■ **Task directions**
Reproduce the listing in full. Keep every character unchanged.

■ **Provided entries**
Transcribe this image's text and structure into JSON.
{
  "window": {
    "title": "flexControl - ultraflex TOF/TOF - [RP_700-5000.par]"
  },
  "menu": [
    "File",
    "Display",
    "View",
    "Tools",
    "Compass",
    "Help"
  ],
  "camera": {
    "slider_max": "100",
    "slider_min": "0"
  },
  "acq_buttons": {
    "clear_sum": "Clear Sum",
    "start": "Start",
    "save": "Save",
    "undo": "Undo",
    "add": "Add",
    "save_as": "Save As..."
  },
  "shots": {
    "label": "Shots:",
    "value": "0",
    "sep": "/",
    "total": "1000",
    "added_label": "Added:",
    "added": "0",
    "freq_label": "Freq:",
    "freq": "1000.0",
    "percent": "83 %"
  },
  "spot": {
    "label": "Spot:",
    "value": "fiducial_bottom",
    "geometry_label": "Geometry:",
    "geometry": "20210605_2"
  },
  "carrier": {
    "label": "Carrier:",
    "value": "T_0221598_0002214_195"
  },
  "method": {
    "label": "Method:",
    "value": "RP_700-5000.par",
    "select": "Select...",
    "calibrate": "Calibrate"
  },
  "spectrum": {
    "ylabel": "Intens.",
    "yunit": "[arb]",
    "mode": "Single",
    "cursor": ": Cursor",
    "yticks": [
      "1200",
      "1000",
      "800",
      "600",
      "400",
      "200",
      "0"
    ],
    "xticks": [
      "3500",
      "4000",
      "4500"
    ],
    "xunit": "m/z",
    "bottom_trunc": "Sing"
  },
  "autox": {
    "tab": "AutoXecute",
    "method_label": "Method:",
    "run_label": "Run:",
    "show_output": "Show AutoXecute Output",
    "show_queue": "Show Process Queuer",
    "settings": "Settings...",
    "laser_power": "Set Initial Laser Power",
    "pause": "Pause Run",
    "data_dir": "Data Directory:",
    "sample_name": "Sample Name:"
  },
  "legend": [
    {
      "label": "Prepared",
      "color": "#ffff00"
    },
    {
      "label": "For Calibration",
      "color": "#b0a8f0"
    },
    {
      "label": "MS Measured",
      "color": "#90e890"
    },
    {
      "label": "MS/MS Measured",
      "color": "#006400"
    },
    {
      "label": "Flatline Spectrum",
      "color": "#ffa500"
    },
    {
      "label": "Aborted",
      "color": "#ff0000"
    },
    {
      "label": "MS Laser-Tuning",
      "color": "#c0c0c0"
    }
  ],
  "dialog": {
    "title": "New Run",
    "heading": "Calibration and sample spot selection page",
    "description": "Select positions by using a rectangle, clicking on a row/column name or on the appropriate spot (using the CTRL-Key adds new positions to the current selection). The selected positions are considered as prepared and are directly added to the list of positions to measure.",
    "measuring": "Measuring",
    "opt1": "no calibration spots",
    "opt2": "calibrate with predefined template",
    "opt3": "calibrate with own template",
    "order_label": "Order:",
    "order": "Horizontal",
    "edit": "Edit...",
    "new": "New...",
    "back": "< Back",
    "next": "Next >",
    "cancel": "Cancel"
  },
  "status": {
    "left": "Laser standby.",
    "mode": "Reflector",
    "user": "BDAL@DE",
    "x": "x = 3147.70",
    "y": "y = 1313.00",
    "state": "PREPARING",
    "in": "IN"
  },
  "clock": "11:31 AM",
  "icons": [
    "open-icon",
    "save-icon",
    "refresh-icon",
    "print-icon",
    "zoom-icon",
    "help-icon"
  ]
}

■ **Completed exercise**
Transcribe this image's text and structure into JSON.
{
  "window": {
    "title": "flexControl - ultraflex TOF/TOF - [RP_700-5000.par]"
  },
  "menu": [
    "File",
    "Display",
    "View",
    "Tools",
    "Compass",
    "Help"
  ],
  "camera": {
    "slider_max": "100",
    "slider_min": "0"
  },
  "acq_buttons": {
    "clear_sum": "Clear Sum",
    "start": "Start",
    "save": "Save",
    "undo": "Undo",
    "add": "Add",
    "save_as": "Save As..."
  },
  "shots": {
    "label": "Shots:",
    "value": "0",
    "sep": "/",
    "total": "1000",
    "added_label": "Added:",
    "added": "0",
    "freq_label": "Freq:",
    "freq": "1000.0",
    "percent": "83 %"
  },
  "spot": {
    "label": "Spot:",
    "value": "fiducial_bottom",
    "geometry_label": "Geometry:",
    "geometry": "20210605_2"
  },
  "carrier": {
    "label": "Carrier:",
    "value": "T_0221598_0002214_195"
  },
  "method": {
    "label": "Method:",
    "value": "RP_700-5000.par",
    "select": "Select...",
    "calibrate": "Calibrate"
  },
  "spectrum": {
    "ylabel": "Intens.",
    "yunit": "[arb]",
    "mode": "Single",
    "cursor": ": Cursor",
    "yticks": [
      "1200",
      "1000",
      "800",
      "600",
      "400",
      "200",
      "0"
    ],
    "xticks": [
      "3500",
      "4000",
      "4500"
    ],
    "xunit": "m/z",
    "bottom_trunc": "Sing"
  },
  "autox": {
    "tab": "AutoXecute",
    "method_label": "Method:",
    "run_label": "Run:",
    "show_output": "Show AutoXecute Output",
    "show_queue": "Show Process Queuer",
    "settings": "Settings...",
    "laser_power": "Set Initial Laser Power",
    "pause": "Pause Run",
    "data_dir": "Data Directory:",
    "sample_name": "Sample Name:"
  },
  "legend": [
    {
      "label": "Prepared",
      "color": "#ffff00"
    },
    {
      "label": "For Calibration",
      "color": "#b0a8f0"
    },
    {
      "label": "MS Measured",
      "color": "#90e890"
    },
    {
      "label": "MS/MS Measured",
      "color": "#006400"
    },
    {
      "label": "Flatline Spectrum",
      "color": "#ffa500"
    },
    {
      "label": "Aborted",
      "color": "#ff0000"
    },
    {
      "label": "MS Laser-Tuning",
      "color": "#c0c0c0"
    }
  ],
  "dialog": {
    "title": "New Run",
    "heading": "Calibration and sample spot selection page",
    "description": "Select positions by using a rectangle, clicking on a row/column name or on the appropriate spot (using the CTRL-Key adds new positions to the current selection). The selected positions are considered as prepared and are directly added to the list of positions to measure.",
    "measuring": "Measuring",
    "opt1": "no calibration spots",
    "opt2": "calibrate with predefined template",
    "opt3": "calibrate with own template",
    "order_label": "Order:",
    "order": "Horizontal",
    "edit": "Edit...",
    "new": "New...",
    "back": "< Back",
    "next": "Next >",
    "cancel": "Cancel"
  },
  "status": {
    "left": "Laser standby.",
    "mode": "Reflector",
    "user": "BDAL@DE",
    "x": "x = 3147.70",
    "y": "y = 1313.00",
    "state": "PREPARING",
    "in": "IN"
  },
  "clock": "11:31 AM",
  "icons": [
    "open-icon",
    "save-icon",
    "refresh-icon",
    "print-icon",
    "zoom-icon",
    "help-icon"
  ]
}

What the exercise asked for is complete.